Beethoven for string quartets. string quartets allow you the intimacy of making music just with four people. bigger than solo violin but more personal than an orchestra. 

in orchestra, i love playing Brahms, his music is so dense, complex and deep. and, of course, anything we play at the Cabrillo Festival! there is a kind of high we get from 40-80 people working hard at making beautiful music from dots on a page.”


we are living in crazy times. how has the pandemic changed the way you work and live? 

“when COVID hit, i started teaching my full load on Zoom the first day after shutdown and hardly took a break for about a year. kids didn't have much to do so they really wanted violin lessons! teaching over Zoom taught me to be much more clear and succinct in my use of words. i couldn't use my hands to help shape a bow hold, i had to learn how to describe in such a way that a seven year old could understand. so i became a much better teacher. my students also became much more independent. i couldn't tune their instruments for them, so they had to learn how to. i couldn't really hear their true tone, so they had to learn how to listen better and be their own judge of tone. that made them better students and violinists. the downside was it was hard on the kids, to have everything on Zoom, and when i finally saw them in person, there were a few odd habits that had developed! but those were easily fixed. one huge positive is that i can now confidently teach remotely. i have one young student who lives in Seattle, and i have never met her in person! but she loves her lessons and is doing quite well. i also started a three year old over Zoom and didn't meet her for almost a year. she is progressing by leaps and bounds, and it's nice to have the Zoom option since she lives about an hour away. 

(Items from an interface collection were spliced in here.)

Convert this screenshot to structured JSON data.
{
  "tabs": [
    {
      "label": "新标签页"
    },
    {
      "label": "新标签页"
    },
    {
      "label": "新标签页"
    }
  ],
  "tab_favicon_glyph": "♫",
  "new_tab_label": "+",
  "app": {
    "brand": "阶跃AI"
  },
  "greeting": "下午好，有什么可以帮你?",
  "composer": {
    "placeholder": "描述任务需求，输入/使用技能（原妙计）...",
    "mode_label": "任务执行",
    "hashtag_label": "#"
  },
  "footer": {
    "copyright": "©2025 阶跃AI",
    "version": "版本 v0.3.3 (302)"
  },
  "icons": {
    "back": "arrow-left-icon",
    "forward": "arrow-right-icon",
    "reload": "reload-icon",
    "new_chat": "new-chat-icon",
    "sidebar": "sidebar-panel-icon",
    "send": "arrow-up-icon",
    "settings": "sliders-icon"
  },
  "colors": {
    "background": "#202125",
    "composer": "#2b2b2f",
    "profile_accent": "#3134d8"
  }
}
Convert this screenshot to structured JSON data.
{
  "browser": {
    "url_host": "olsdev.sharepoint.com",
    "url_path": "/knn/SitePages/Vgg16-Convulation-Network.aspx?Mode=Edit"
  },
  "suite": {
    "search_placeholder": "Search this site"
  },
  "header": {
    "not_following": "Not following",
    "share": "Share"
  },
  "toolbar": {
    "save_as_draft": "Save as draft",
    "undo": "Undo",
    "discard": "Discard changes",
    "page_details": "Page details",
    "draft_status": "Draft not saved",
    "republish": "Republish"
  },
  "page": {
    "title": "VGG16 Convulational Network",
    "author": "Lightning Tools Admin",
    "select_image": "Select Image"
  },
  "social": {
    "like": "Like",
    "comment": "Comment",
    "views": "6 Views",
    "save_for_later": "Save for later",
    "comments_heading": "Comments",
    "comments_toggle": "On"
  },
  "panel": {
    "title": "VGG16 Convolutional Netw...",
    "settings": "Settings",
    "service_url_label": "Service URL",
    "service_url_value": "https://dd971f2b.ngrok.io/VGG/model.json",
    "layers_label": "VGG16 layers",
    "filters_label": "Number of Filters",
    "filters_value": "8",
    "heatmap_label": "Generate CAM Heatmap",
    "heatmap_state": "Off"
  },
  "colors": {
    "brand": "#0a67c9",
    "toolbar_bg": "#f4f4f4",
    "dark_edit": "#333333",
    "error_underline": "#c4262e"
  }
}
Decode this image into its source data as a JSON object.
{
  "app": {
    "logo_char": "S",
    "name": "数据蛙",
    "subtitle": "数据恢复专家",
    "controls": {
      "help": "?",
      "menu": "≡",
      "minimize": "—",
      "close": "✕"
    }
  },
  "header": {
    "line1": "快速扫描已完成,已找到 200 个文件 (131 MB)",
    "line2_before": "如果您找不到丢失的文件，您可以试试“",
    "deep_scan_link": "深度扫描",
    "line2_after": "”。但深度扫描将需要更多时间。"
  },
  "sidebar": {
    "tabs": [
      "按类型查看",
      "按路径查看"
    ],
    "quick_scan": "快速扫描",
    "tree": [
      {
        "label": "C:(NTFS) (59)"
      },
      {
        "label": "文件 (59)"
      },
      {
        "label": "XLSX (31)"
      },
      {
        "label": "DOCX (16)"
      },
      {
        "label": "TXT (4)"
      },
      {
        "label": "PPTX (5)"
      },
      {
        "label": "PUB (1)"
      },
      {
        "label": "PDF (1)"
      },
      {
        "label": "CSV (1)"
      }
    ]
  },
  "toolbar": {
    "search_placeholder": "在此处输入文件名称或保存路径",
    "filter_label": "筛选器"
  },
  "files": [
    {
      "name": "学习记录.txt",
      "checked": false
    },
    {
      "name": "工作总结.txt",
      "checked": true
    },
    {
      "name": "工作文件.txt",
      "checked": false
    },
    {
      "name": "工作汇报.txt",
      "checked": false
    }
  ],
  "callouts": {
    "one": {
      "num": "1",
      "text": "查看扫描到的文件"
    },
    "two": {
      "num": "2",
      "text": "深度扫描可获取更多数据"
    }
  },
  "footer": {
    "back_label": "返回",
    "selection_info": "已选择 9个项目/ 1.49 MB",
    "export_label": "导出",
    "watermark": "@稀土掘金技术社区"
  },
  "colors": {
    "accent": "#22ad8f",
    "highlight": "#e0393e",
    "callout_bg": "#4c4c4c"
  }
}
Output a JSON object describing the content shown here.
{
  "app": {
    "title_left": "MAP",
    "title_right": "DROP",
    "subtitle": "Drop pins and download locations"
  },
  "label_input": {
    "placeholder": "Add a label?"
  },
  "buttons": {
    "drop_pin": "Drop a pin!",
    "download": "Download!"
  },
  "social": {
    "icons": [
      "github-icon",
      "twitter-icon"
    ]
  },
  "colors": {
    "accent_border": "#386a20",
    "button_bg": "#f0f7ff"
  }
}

another positive for us is that our son came home to do college remotely, so we feel like we got an amazing and unexpected gift of having him home with us. he was a great roommate! and he helped me when i dug up about 600 square feet of grass to put in a farm. my husband and i also got to hike together almost every day, a habit we still enjoy.”


your holiday plans? 

“we are looking forward to our son coming home for Christmas. we always go caroling in the neighborhood. our more musical friends and neighbors who like to sing get together, get fortified with warm food, spiced cider and hot buttered rum, and then go house to house with caroling books, flashlights, jingle bells , drums and lots of cheer! i will hopefully have quite a few holiday gigs now that we are opening up a bit more. i also get my students to go out and play holiday music for the community whenever possible.”


Best book you read lately? 

“for my Women In Literature book club, we read Mrs. Dalloway by Virgina Woolf. her writing has so much rhythm and cadence. the first time i read it a number of years ago, i wasn't really that into it. the second time, i absolutely LOVED it. i am also really enjoying reading Moby Dick out loud to my husband. i had no idea Melville was so funny! for my translation book club, we just read The Visitation by Jenny Erpenbeck. i haven't digested it all yet, but it was a lyrical and heart breaking book that read like a fairy tale. my book clubs are like a dream come true for a serious reader, because all of the women in them are serious scholars of literature: published writers, poets, journalism teachers, feminist studies scholars. i learn so much from these strong and amazing women.”


piece of époque on rotation?

“a month ago, it was the jumpsuit and the one two crop top. now it is the cable knit sweater tee and either the essential pullover sweater or the all day cardigan. i am ALWAYS cold. i look forward to finally wearing my work from anywhere trouser and a wool blouse when i perform with the Marin Symphony this concert set!”


shop Charmian'S picks

three random items you can’t live without? 

“Frownies, Cocofloss and my favorite nail clippers.”

not-so guilty pleasure? 

“Lake Champlain. 72% chocolate.”

all-around life hack you swear by? 

“growing or gleaning all of our fruit.”


EditorS' notes & PSAS!

  • Want to catch Charmian in action? (WHO WOULDN’T!) Snag tix, Bay Area peeps, here.
  • Want to follow in Charmian’s footsteps? Email her if you’re interested in lessons: